Despite being in Dutch and me having to strain my brain to try and drag out any scrap of football-related terminology I could remember, the tour was highly entertaining with our guide, Ed, being quite a character with an array of comedy hats and actions; we were just about able to follow the story about Pierre van Hooijdonk hitting his (the guide’s rather than Van Hooijdonk’s we think!) mother in the eye with his UEFA Cup medal and the fact that De Kuip had hosted PEC Zwolle’s 5-1 Cup Final win over Ajax in 2014, a source of great joy to anyone associated with Feyenoord! It also helped to distract me from the nervous tension in the build-up to the match. After the tour we were left to enjoy several beers, albeit light beers, in the newly developed British style pub De Vereeniging siuated under one of the stands, and to watch Willem II take on Mrs Football Nerd’s recently declared team Go Ahead Eagles,(the Eagles lost 2-0 and remain rooted to the foot of the table for anyone interested); before heading out for the compulsory cone of chips and fritessaus/satésaus.
You could feel the tension in the air steadily building as we approached kick-off, recognition amongst the sell-out crowd of 47,500 that it was make-or-break time, win and the dream stayed alive, draw or lose and it would open the door for a resurgent Ajax. The atmosphere was truly electric all around the ground, and reminded us of how things used to be in England in the pre-Premier League days, when football was football. Every attack by the home side drew nervous anticipation from the crowd and every time the opposition threatened Brad Jones’ goal we had our heads in our hands. It was an open end-to-end game that somehow stayed goalless at half-time, having suffered through the opening 45 minutes we had no option but to fight the crowds and the Dutch approach to queuing, which for those not in the know is to basically not bother and simply push your way forward, to seek a medicinal beer.
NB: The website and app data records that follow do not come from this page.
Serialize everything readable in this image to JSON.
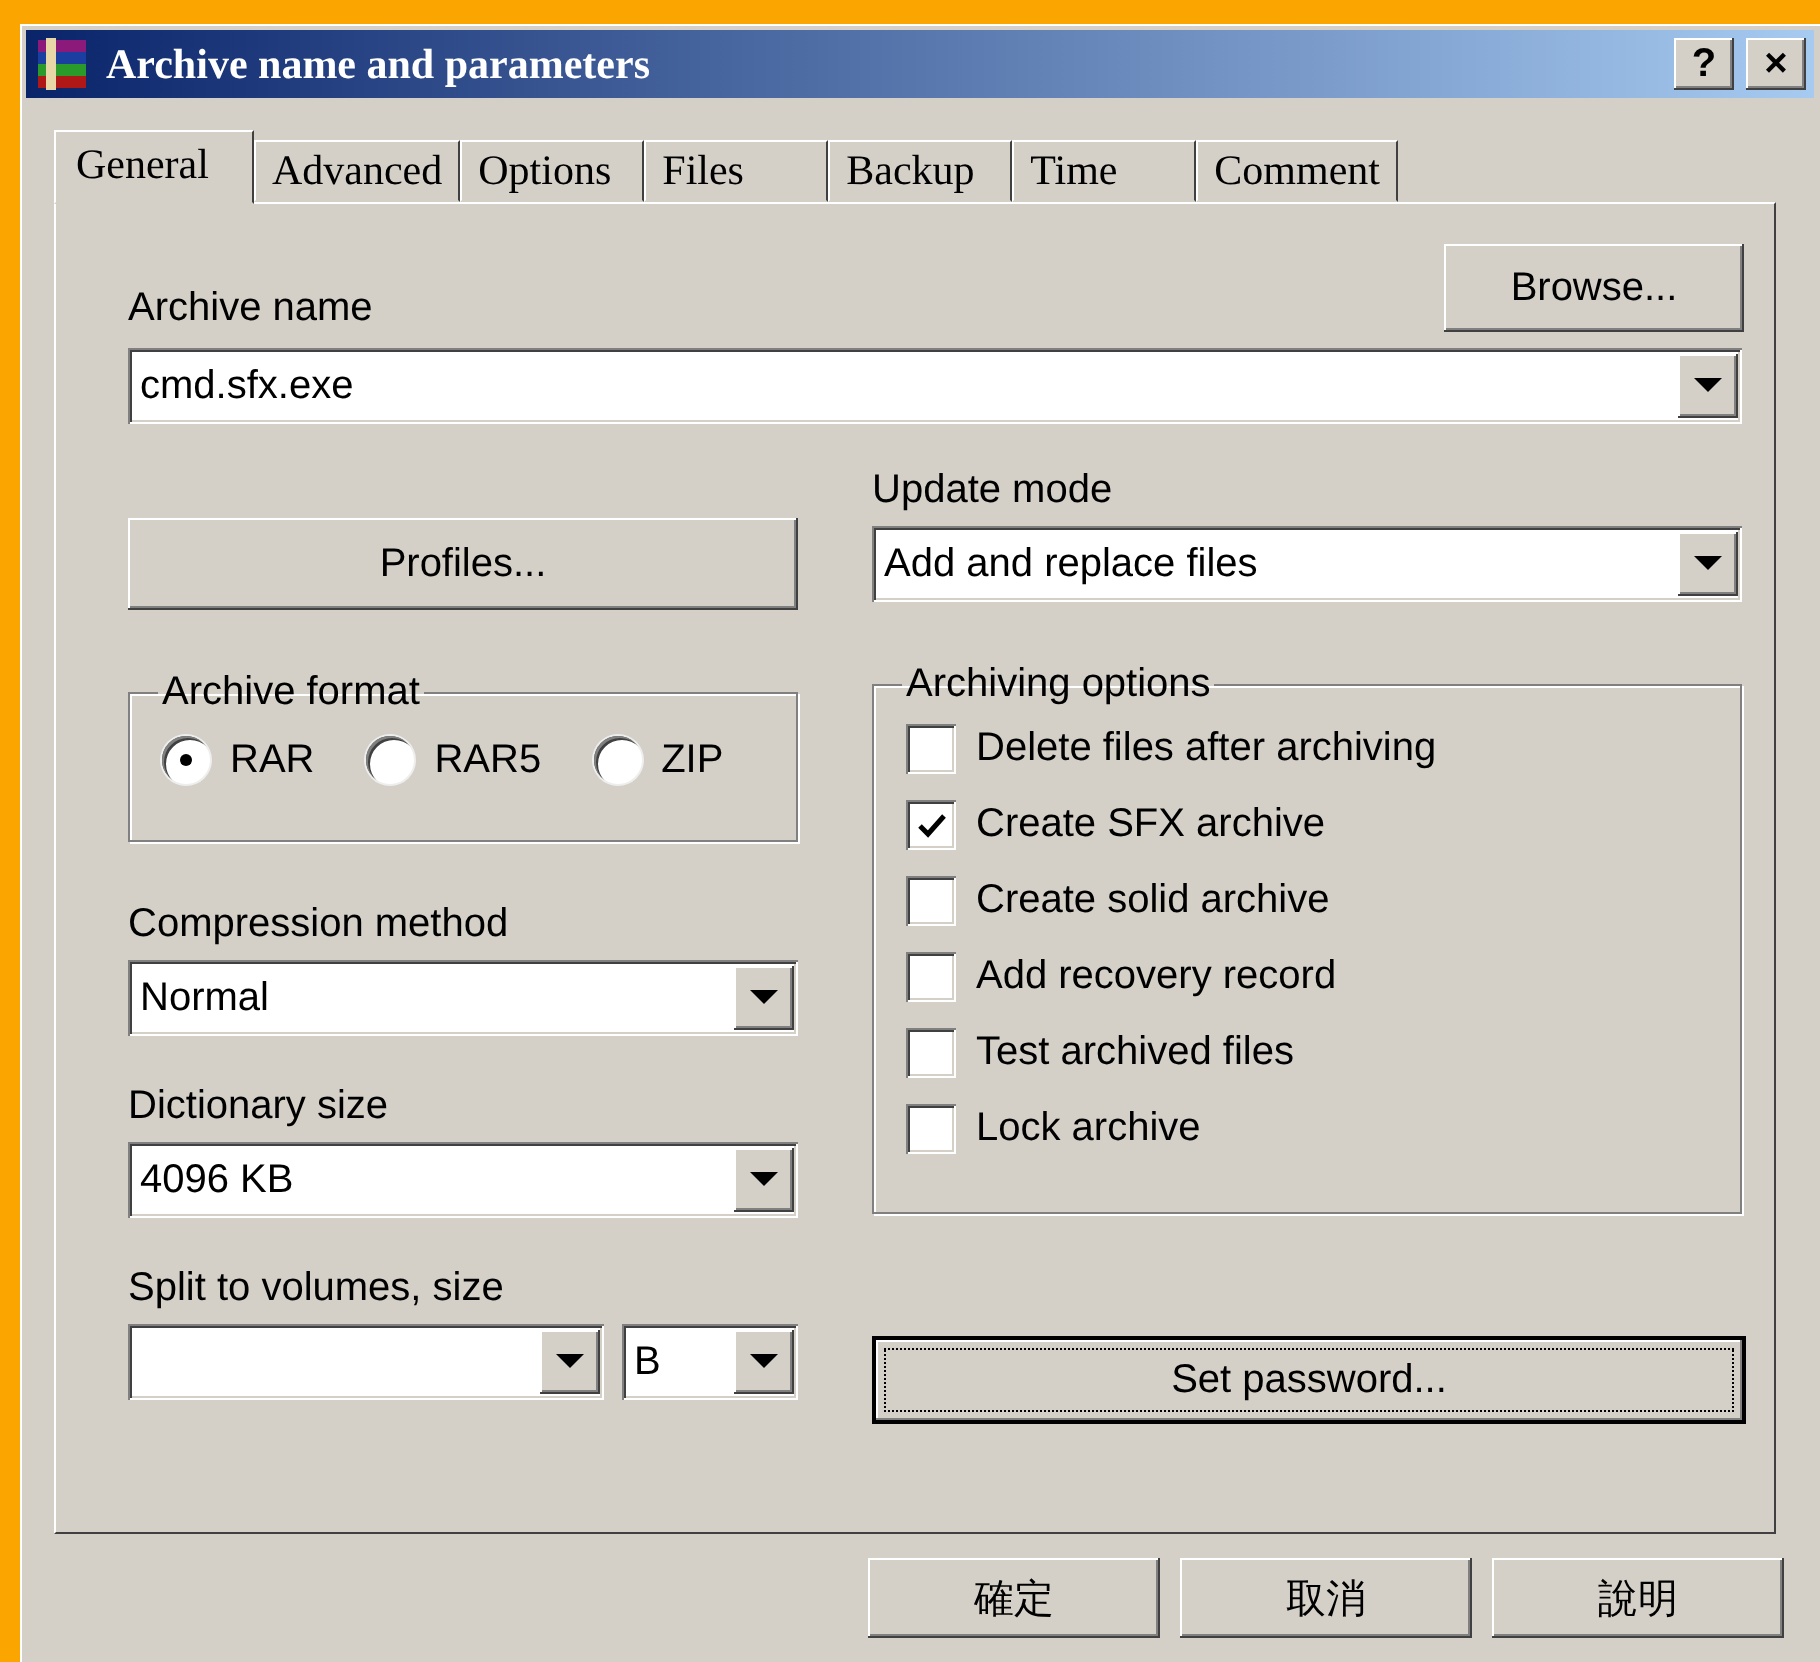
{
  "window": {
    "title": "Archive name and parameters",
    "help_button": "?",
    "close_button": "×"
  },
  "tabs": [
    {
      "label": "General",
      "selected": true
    },
    {
      "label": "Advanced",
      "selected": false
    },
    {
      "label": "Options",
      "selected": false
    },
    {
      "label": "Files",
      "selected": false
    },
    {
      "label": "Backup",
      "selected": false
    },
    {
      "label": "Time",
      "selected": false
    },
    {
      "label": "Comment",
      "selected": false
    }
  ],
  "archive_name": {
    "label": "Archive name",
    "value": "cmd.sfx.exe",
    "browse_button": "Browse..."
  },
  "profiles_button": "Profiles...",
  "update_mode": {
    "label": "Update mode",
    "value": "Add and replace files"
  },
  "archive_format": {
    "title": "Archive format",
    "options": [
      {
        "label": "RAR",
        "selected": true
      },
      {
        "label": "RAR5",
        "selected": false
      },
      {
        "label": "ZIP",
        "selected": false
      }
    ]
  },
  "compression_method": {
    "label": "Compression method",
    "value": "Normal"
  },
  "dictionary_size": {
    "label": "Dictionary size",
    "value": "4096 KB"
  },
  "split_volumes": {
    "label": "Split to volumes, size",
    "unit": "B"
  },
  "archiving_options": {
    "title": "Archiving options",
    "options": [
      {
        "label": "Delete files after archiving",
        "checked": false
      },
      {
        "label": "Create SFX archive",
        "checked": true
      },
      {
        "label": "Create solid archive",
        "checked": false
      },
      {
        "label": "Add recovery record",
        "checked": false
      },
      {
        "label": "Test archived files",
        "checked": false
      },
      {
        "label": "Lock archive",
        "checked": false
      }
    ]
  },
  "set_password_button": "Set password...",
  "buttons": [
    "確定",
    "取消",
    "說明"
  ]
}
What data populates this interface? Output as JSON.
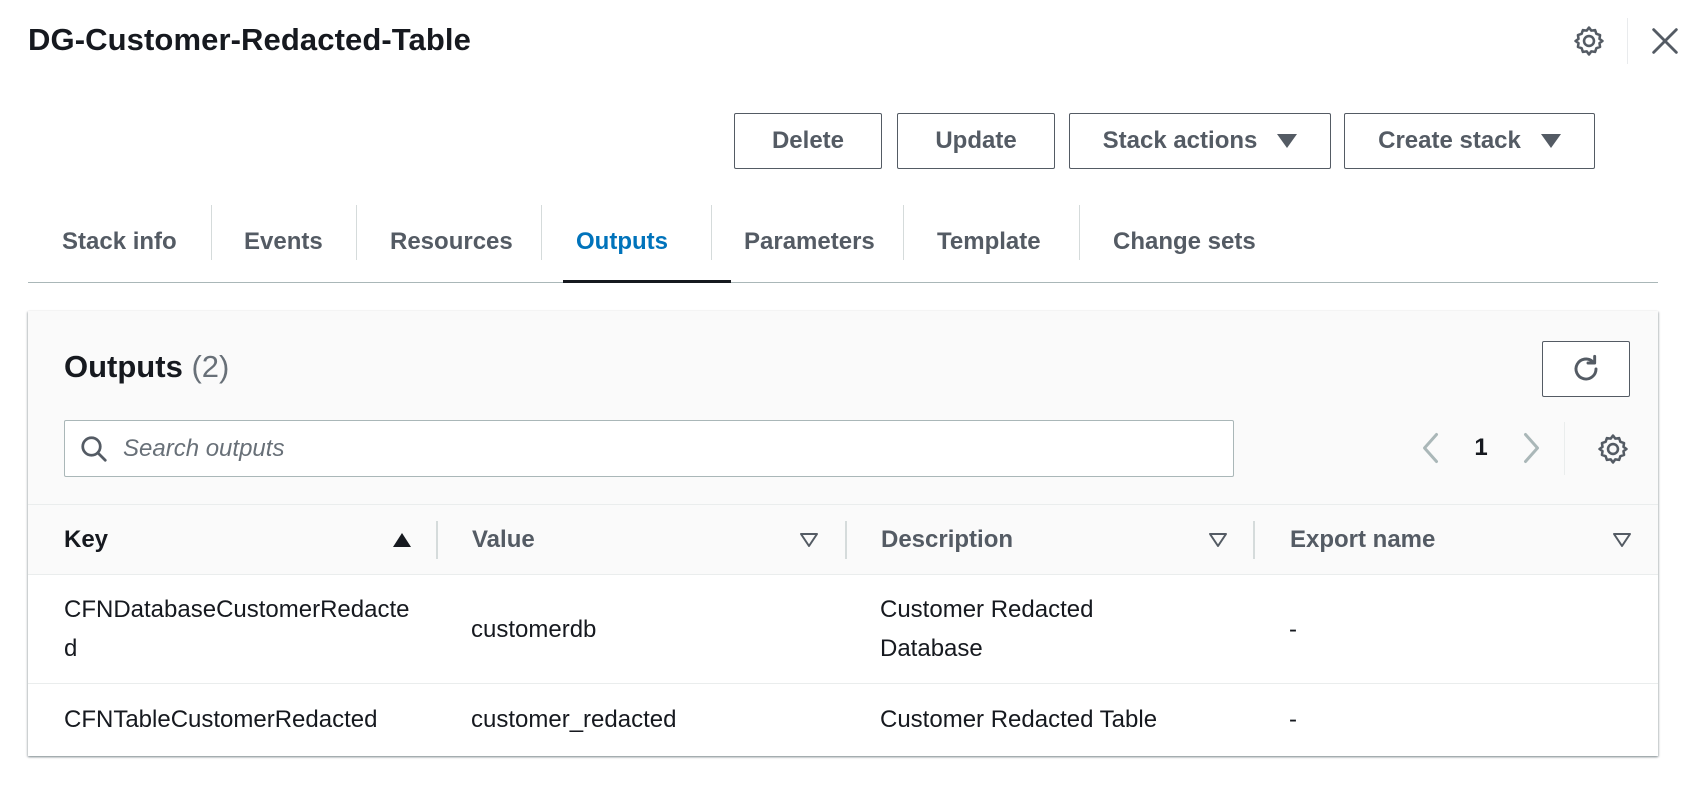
{
  "header": {
    "title": "DG-Customer-Redacted-Table",
    "settings_icon": "gear-icon",
    "close_icon": "close-icon"
  },
  "actions": {
    "delete_label": "Delete",
    "update_label": "Update",
    "stack_actions_label": "Stack actions",
    "create_stack_label": "Create stack"
  },
  "tabs": [
    {
      "label": "Stack info",
      "active": false
    },
    {
      "label": "Events",
      "active": false
    },
    {
      "label": "Resources",
      "active": false
    },
    {
      "label": "Outputs",
      "active": true
    },
    {
      "label": "Parameters",
      "active": false
    },
    {
      "label": "Template",
      "active": false
    },
    {
      "label": "Change sets",
      "active": false
    }
  ],
  "outputs": {
    "title": "Outputs",
    "count": "(2)",
    "search": {
      "placeholder": "Search outputs",
      "value": ""
    },
    "pagination": {
      "current_page": "1"
    },
    "columns": [
      {
        "label": "Key",
        "sort": "ascending"
      },
      {
        "label": "Value",
        "sort": "none"
      },
      {
        "label": "Description",
        "sort": "none"
      },
      {
        "label": "Export name",
        "sort": "none"
      }
    ],
    "rows": [
      {
        "key": "CFNDatabaseCustomerRedacted",
        "value": "customerdb",
        "description": "Customer Redacted Database",
        "export_name": "-"
      },
      {
        "key": "CFNTableCustomerRedacted",
        "value": "customer_redacted",
        "description": "Customer Redacted Table",
        "export_name": "-"
      }
    ]
  },
  "colors": {
    "accent": "#0073bb",
    "text": "#16191f",
    "muted": "#545b64",
    "border": "#aab7b8"
  }
}
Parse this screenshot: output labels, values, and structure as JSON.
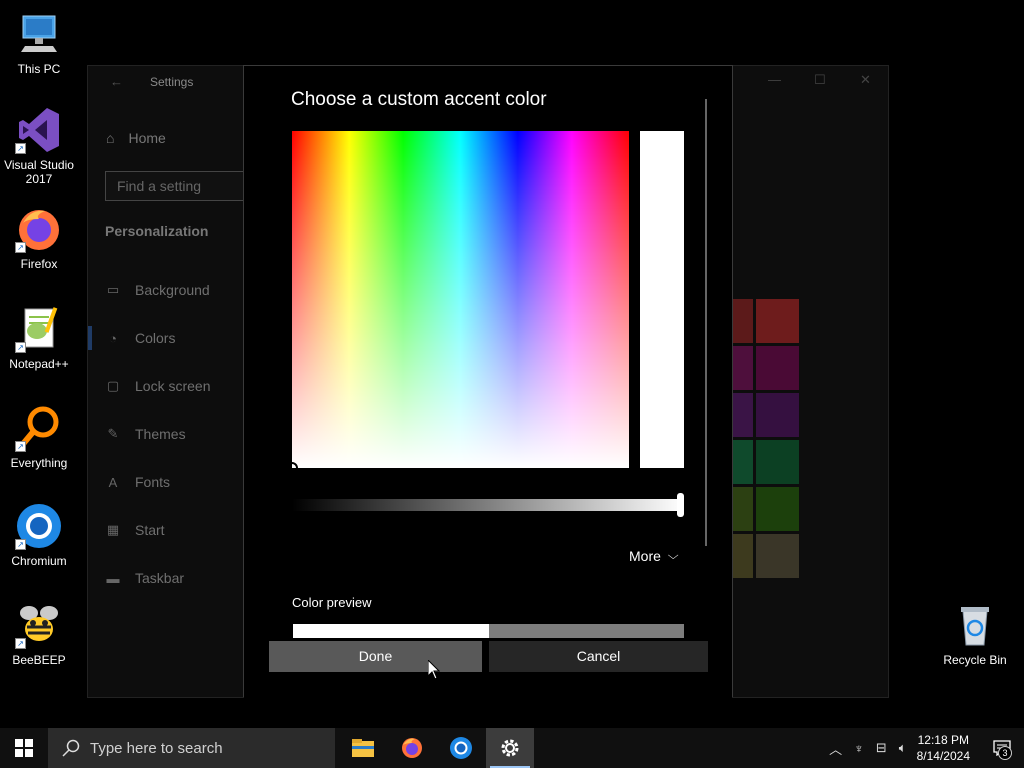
{
  "desktop": {
    "icons": [
      {
        "label": "This PC",
        "icon": "this-pc-icon"
      },
      {
        "label": "Visual Studio 2017",
        "icon": "visual-studio-icon"
      },
      {
        "label": "Firefox",
        "icon": "firefox-icon"
      },
      {
        "label": "Notepad++",
        "icon": "notepadpp-icon"
      },
      {
        "label": "Everything",
        "icon": "everything-icon"
      },
      {
        "label": "Chromium",
        "icon": "chromium-icon"
      },
      {
        "label": "BeeBEEP",
        "icon": "beebeep-icon"
      },
      {
        "label": "Recycle Bin",
        "icon": "recycle-bin-icon"
      }
    ]
  },
  "settings": {
    "title": "Settings",
    "home_label": "Home",
    "search_placeholder": "Find a setting",
    "section_title": "Personalization",
    "nav_items": [
      {
        "label": "Background",
        "icon": "picture-icon"
      },
      {
        "label": "Colors",
        "icon": "palette-icon",
        "selected": true
      },
      {
        "label": "Lock screen",
        "icon": "lock-screen-icon"
      },
      {
        "label": "Themes",
        "icon": "brush-icon"
      },
      {
        "label": "Fonts",
        "icon": "font-icon"
      },
      {
        "label": "Start",
        "icon": "start-icon"
      },
      {
        "label": "Taskbar",
        "icon": "taskbar-icon"
      }
    ],
    "swatch_colors": [
      [
        "#5c1a1a",
        "#6e1c1c"
      ],
      [
        "#4e0f3c",
        "#4a0a35"
      ],
      [
        "#3a1446",
        "#351040"
      ],
      [
        "#0f4a2c",
        "#0c4023"
      ],
      [
        "#2c4012",
        "#1c400c"
      ],
      [
        "#3d3a1e",
        "#3a3628"
      ]
    ]
  },
  "dialog": {
    "title": "Choose a custom accent color",
    "selected_color": "#ffffff",
    "brightness_percent": 100,
    "more_label": "More",
    "preview_label": "Color preview",
    "preview_new_color": "#ffffff",
    "preview_old_color": "#7d7d7d",
    "done_label": "Done",
    "cancel_label": "Cancel"
  },
  "taskbar": {
    "search_placeholder": "Type here to search",
    "apps": [
      {
        "name": "file-explorer-icon"
      },
      {
        "name": "firefox-icon"
      },
      {
        "name": "chromium-icon"
      },
      {
        "name": "settings-gear-icon",
        "active": true
      }
    ],
    "time": "12:18 PM",
    "date": "8/14/2024",
    "notification_count": "3"
  }
}
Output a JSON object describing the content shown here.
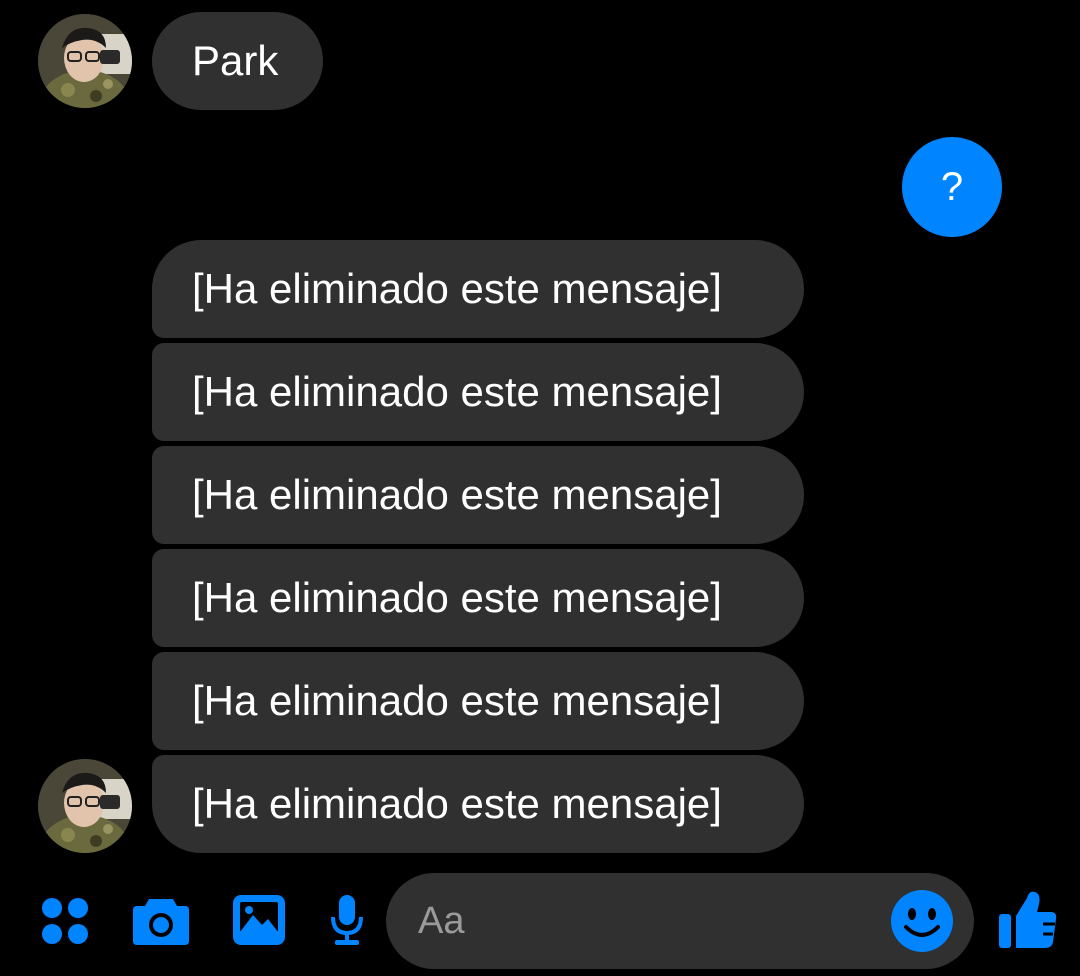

Thankfully we were back in our seats just as the teams re-emerged for the start of the second half, as less than three minutes after the re-start came the moment we had all been waiting for: Jens Toornstra, seized on a knockdown from targetman Jorgensen and floated a cute finish over the keeper and into the net from the edge of the area. The explosion around the ground as the PA kicked up with the traditional chorus of ‘I Will Survive’ (no I have no idea either!) is something I will never ever forget, you could actually feel the upper tier shaking beneath our feet. It was more than just a goal celebration, it was an expression of pure relief, a reaffirmation of our belief that maybe just maybe it was written in the footballing stars that this year was going to be the year that our team finally threw off the years of hurt and disappointment and at long last won the title for the first time in 18 years.
Of course a 1-0 scoreline is never a time to relax and it wasn’t until left winger Elia cut inside and curled a right-footed shot inside the far post ten minutes from time that we knew the three points were in the bag. With three more games to go, the battle is far from over and it really feels like the race is going to go all the way to the wire; but it gave us another week to continue to live the dream. As we waited for the crowds to clear with a beer and complimentary spring rolls back at the Chinese restaurant (where else?), we all knew that we would be back to do it again next season whatever Feyenoord’s title destiny ends up being.